plays - who else - Urmila, while apna Govinda plays Raju, a fast food restaurant owner in New Zealand. They meet when she falls into frozen cellophane, and our oh-so-cool NRI pulls her out. And then there's the small matter of, ahem, a walking corpse, played by Jhony Lever. And before you can say Kaun Banega Kunwara, they're falling in love, and into each other's arms. At this point, please ignore the hideous sets with painted blue mountains and all.
It gets better
and better. A return to India by Air India, and then a drive around vast stretches of Rajasthan in a bus called Air Bus. And here he meets Nagma, who is crying over her father's photograph. Anyone who had Thakur Balraj Singh for a dad would do the same. Our hero, now too-cool with blue backpack, dark glares and all, rescues her from that fate worse than death known as Having-Handkerchief-Offered-by-Slimy-Creeps-to-Stop-Sniffling. Don't, na, yaar, drawls Govinda.

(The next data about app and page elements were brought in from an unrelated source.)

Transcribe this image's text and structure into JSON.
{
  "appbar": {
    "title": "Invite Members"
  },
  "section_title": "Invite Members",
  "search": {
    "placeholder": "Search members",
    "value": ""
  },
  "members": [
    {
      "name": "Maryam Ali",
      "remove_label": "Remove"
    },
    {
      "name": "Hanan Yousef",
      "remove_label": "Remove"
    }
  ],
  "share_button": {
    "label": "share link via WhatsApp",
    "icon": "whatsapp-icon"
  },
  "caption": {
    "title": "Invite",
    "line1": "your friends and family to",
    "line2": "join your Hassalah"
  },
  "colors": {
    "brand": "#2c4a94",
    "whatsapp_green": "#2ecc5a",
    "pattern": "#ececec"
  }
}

He then runs into Nagma again while he's trudging across a railway track and finds her sitting
there, waiting for the train. Er, shouldn't you be waiting on the platform, he asks her. And now we have an interlude straight out of A Walk in the Clouds,with Govinda stepping in gallantly to play the part of Nagma's husband. Om Puri, who is Nagma's father, is livid. Is Mogambo ko kaise khush karen, Govinda wants to know.
Oh, and surprise, Urmila comes back to India. She's Nagma's choti behen. At this point the
ghoda-gadha jokes start, though the real toilet jokes seem to have been cleaned in the washbasin. Govinda strolls around the grounds trying to look unhappy. Out of the blue, all the women start wearing diaphanous blue sarees. We have what is possibly the most undignified chariot race in film history - a line-up of assorted bullock carts being pulled by unwilling horses and unappetising riders. Of course, our Govinda Schumacher wins the trophy. And Nagma, who, however, is not the bimbette he wanted. Small matter of setting things right, and all's well. Why are Hindi movies soooooo very long?